■ DIRECTIONS FOR THIS TASK ■
Retype the records that come next, word for word.

Page and application data records
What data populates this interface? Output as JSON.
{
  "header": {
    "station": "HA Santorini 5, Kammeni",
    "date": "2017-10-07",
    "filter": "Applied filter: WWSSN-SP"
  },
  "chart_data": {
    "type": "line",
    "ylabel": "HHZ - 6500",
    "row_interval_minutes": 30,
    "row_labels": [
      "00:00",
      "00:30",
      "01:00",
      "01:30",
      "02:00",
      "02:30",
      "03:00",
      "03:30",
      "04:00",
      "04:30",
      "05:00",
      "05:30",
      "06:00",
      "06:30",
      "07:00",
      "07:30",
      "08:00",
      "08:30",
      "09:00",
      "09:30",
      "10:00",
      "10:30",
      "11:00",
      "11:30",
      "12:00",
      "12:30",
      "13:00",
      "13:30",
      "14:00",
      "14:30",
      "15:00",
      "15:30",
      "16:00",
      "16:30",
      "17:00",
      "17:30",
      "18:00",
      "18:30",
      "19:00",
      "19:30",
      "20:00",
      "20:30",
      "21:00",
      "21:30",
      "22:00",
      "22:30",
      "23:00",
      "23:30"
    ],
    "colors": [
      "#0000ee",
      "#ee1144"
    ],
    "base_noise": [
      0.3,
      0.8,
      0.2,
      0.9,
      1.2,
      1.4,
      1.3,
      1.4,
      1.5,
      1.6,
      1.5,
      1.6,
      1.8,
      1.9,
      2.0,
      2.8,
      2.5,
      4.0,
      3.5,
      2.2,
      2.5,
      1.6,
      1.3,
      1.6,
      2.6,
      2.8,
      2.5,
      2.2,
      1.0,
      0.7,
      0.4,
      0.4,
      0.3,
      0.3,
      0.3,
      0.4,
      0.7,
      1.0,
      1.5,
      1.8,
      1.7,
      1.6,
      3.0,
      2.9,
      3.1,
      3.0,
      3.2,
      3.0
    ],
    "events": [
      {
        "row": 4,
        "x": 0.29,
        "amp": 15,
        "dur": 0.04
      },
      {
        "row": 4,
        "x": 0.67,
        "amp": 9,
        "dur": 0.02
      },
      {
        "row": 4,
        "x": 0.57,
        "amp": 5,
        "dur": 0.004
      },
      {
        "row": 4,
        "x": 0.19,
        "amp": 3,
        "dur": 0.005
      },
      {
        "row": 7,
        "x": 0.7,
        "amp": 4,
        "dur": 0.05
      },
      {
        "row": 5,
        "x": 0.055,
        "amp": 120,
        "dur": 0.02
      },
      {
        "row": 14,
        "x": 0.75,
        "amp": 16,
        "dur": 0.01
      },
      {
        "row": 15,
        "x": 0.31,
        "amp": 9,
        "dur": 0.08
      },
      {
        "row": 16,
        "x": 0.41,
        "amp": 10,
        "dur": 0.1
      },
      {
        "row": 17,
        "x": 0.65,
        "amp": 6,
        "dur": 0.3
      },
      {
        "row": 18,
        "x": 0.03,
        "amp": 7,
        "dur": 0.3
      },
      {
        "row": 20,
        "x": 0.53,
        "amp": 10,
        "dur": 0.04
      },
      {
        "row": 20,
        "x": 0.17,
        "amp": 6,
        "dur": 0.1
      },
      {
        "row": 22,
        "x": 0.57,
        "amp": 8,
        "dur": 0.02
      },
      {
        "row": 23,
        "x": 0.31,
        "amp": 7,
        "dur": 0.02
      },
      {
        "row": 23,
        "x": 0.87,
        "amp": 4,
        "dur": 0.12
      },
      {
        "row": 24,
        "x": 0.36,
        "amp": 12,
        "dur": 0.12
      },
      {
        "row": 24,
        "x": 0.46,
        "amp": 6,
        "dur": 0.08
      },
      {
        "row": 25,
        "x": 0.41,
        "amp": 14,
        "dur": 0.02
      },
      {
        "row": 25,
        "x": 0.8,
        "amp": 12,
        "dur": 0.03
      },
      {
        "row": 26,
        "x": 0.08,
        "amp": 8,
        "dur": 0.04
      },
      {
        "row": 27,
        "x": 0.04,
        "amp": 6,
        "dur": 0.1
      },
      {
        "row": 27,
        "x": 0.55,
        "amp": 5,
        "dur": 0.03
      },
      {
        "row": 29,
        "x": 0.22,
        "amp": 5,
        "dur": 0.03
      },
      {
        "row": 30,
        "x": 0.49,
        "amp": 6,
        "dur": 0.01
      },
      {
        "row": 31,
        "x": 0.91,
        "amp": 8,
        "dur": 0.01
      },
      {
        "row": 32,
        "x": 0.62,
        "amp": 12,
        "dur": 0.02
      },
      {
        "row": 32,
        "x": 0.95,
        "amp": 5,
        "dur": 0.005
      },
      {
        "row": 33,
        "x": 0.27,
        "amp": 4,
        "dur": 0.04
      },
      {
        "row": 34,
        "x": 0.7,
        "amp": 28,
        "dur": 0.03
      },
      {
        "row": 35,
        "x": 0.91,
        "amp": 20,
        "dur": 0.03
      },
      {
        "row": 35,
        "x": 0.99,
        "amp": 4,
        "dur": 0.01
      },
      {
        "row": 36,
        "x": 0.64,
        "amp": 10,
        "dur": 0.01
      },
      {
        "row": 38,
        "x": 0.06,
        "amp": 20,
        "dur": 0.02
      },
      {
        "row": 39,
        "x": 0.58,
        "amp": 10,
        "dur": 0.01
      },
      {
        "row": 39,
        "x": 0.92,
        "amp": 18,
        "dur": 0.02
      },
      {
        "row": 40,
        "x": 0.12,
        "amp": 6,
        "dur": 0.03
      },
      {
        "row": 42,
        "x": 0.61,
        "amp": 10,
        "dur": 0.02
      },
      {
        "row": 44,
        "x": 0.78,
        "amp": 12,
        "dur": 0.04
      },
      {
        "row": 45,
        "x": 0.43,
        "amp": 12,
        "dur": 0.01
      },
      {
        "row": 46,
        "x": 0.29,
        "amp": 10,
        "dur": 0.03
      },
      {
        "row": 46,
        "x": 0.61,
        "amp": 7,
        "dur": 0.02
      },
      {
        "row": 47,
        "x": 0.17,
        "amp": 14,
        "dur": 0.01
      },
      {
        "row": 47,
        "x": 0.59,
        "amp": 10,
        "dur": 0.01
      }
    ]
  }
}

■ REPLY TO THE TASK ■
What data populates this interface? Output as JSON.
{
  "header": {
    "station": "HA Santorini 5, Kammeni",
    "date": "2017-10-07",
    "filter": "Applied filter: WWSSN-SP"
  },
  "chart_data": {
    "type": "line",
    "ylabel": "HHZ - 6500",
    "row_interval_minutes": 30,
    "row_labels": [
      "00:00",
      "00:30",
      "01:00",
      "01:30",
      "02:00",
      "02:30",
      "03:00",
      "03:30",
      "04:00",
      "04:30",
      "05:00",
      "05:30",
      "06:00",
      "06:30",
      "07:00",
      "07:30",
      "08:00",
      "08:30",
      "09:00",
      "09:30",
      "10:00",
      "10:30",
      "11:00",
      "11:30",
      "12:00",
      "12:30",
      "13:00",
      "13:30",
      "14:00",
      "14:30",
      "15:00",
      "15:30",
      "16:00",
      "16:30",
      "17:00",
      "17:30",
      "18:00",
      "18:30",
      "19:00",
      "19:30",
      "20:00",
      "20:30",
      "21:00",
      "21:30",
      "22:00",
      "22:30",
      "23:00",
      "23:30"
    ],
    "colors": [
      "#0000ee",
      "#ee1144"
    ],
    "base_noise": [
      0.3,
      0.8,
      0.2,
      0.9,
      1.2,
      1.4,
      1.3,
      1.4,
      1.5,
      1.6,
      1.5,
      1.6,
      1.8,
      1.9,
      2.0,
      2.8,
      2.5,
      4.0,
      3.5,
      2.2,
      2.5,
      1.6,
      1.3,
      1.6,
      2.6,
      2.8,
      2.5,
      2.2,
      1.0,
      0.7,
      0.4,
      0.4,
      0.3,
      0.3,
      0.3,
      0.4,
      0.7,
      1.0,
      1.5,
      1.8,
      1.7,
      1.6,
      3.0,
      2.9,
      3.1,
      3.0,
      3.2,
      3.0
    ],
    "events": [
      {
        "row": 4,
        "x": 0.29,
        "amp": 15,
        "dur": 0.04
      },
      {
        "row": 4,
        "x": 0.67,
        "amp": 9,
        "dur": 0.02
      },
      {
        "row": 4,
        "x": 0.57,
        "amp": 5,
        "dur": 0.004
      },
      {
        "row": 4,
        "x": 0.19,
        "amp": 3,
        "dur": 0.005
      },
      {
        "row": 7,
        "x": 0.7,
        "amp": 4,
        "dur": 0.05
      },
      {
        "row": 5,
        "x": 0.055,
        "amp": 120,
        "dur": 0.02
      },
      {
        "row": 14,
        "x": 0.75,
        "amp": 16,
        "dur": 0.01
      },
      {
        "row": 15,
        "x": 0.31,
        "amp": 9,
        "dur": 0.08
      },
      {
        "row": 16,
        "x": 0.41,
        "amp": 10,
        "dur": 0.1
      },
      {
        "row": 17,
        "x": 0.65,
        "amp": 6,
        "dur": 0.3
      },
      {
        "row": 18,
        "x": 0.03,
        "amp": 7,
        "dur": 0.3
      },
      {
        "row": 20,
        "x": 0.53,
        "amp": 10,
        "dur": 0.04
      },
      {
        "row": 20,
        "x": 0.17,
        "amp": 6,
        "dur": 0.1
      },
      {
        "row": 22,
        "x": 0.57,
        "amp": 8,
        "dur": 0.02
      },
      {
        "row": 23,
        "x": 0.31,
        "amp": 7,
        "dur": 0.02
      },
      {
        "row": 23,
        "x": 0.87,
        "amp": 4,
        "dur": 0.12
      },
      {
        "row": 24,
        "x": 0.36,
        "amp": 12,
        "dur": 0.12
      },
      {
        "row": 24,
        "x": 0.46,
        "amp": 6,
        "dur": 0.08
      },
      {
        "row": 25,
        "x": 0.41,
        "amp": 14,
        "dur": 0.02
      },
      {
        "row": 25,
        "x": 0.8,
        "amp": 12,
        "dur": 0.03
      },
      {
        "row": 26,
        "x": 0.08,
        "amp": 8,
        "dur": 0.04
      },
      {
        "row": 27,
        "x": 0.04,
        "amp": 6,
        "dur": 0.1
      },
      {
        "row": 27,
        "x": 0.55,
        "amp": 5,
        "dur": 0.03
      },
      {
        "row": 29,
        "x": 0.22,
        "amp": 5,
        "dur": 0.03
      },
      {
        "row": 30,
        "x": 0.49,
        "amp": 6,
        "dur": 0.01
      },
      {
        "row": 31,
        "x": 0.91,
        "amp": 8,
        "dur": 0.01
      },
      {
        "row": 32,
        "x": 0.62,
        "amp": 12,
        "dur": 0.02
      },
      {
        "row": 32,
        "x": 0.95,
        "amp": 5,
        "dur": 0.005
      },
      {
        "row": 33,
        "x": 0.27,
        "amp": 4,
        "dur": 0.04
      },
      {
        "row": 34,
        "x": 0.7,
        "amp": 28,
        "dur": 0.03
      },
      {
        "row": 35,
        "x": 0.91,
        "amp": 20,
        "dur": 0.03
      },
      {
        "row": 35,
        "x": 0.99,
        "amp": 4,
        "dur": 0.01
      },
      {
        "row": 36,
        "x": 0.64,
        "amp": 10,
        "dur": 0.01
      },
      {
        "row": 38,
        "x": 0.06,
        "amp": 20,
        "dur": 0.02
      },
      {
        "row": 39,
        "x": 0.58,
        "amp": 10,
        "dur": 0.01
      },
      {
        "row": 39,
        "x": 0.92,
        "amp": 18,
        "dur": 0.02
      },
      {
        "row": 40,
        "x": 0.12,
        "amp": 6,
        "dur": 0.03
      },
      {
        "row": 42,
        "x": 0.61,
        "amp": 10,
        "dur": 0.02
      },
      {
        "row": 44,
        "x": 0.78,
        "amp": 12,
        "dur": 0.04
      },
      {
        "row": 45,
        "x": 0.43,
        "amp": 12,
        "dur": 0.01
      },
      {
        "row": 46,
        "x": 0.29,
        "amp": 10,
        "dur": 0.03
      },
      {
        "row": 46,
        "x": 0.61,
        "amp": 7,
        "dur": 0.02
      },
      {
        "row": 47,
        "x": 0.17,
        "amp": 14,
        "dur": 0.01
      },
      {
        "row": 47,
        "x": 0.59,
        "amp": 10,
        "dur": 0.01
      }
    ]
  }
}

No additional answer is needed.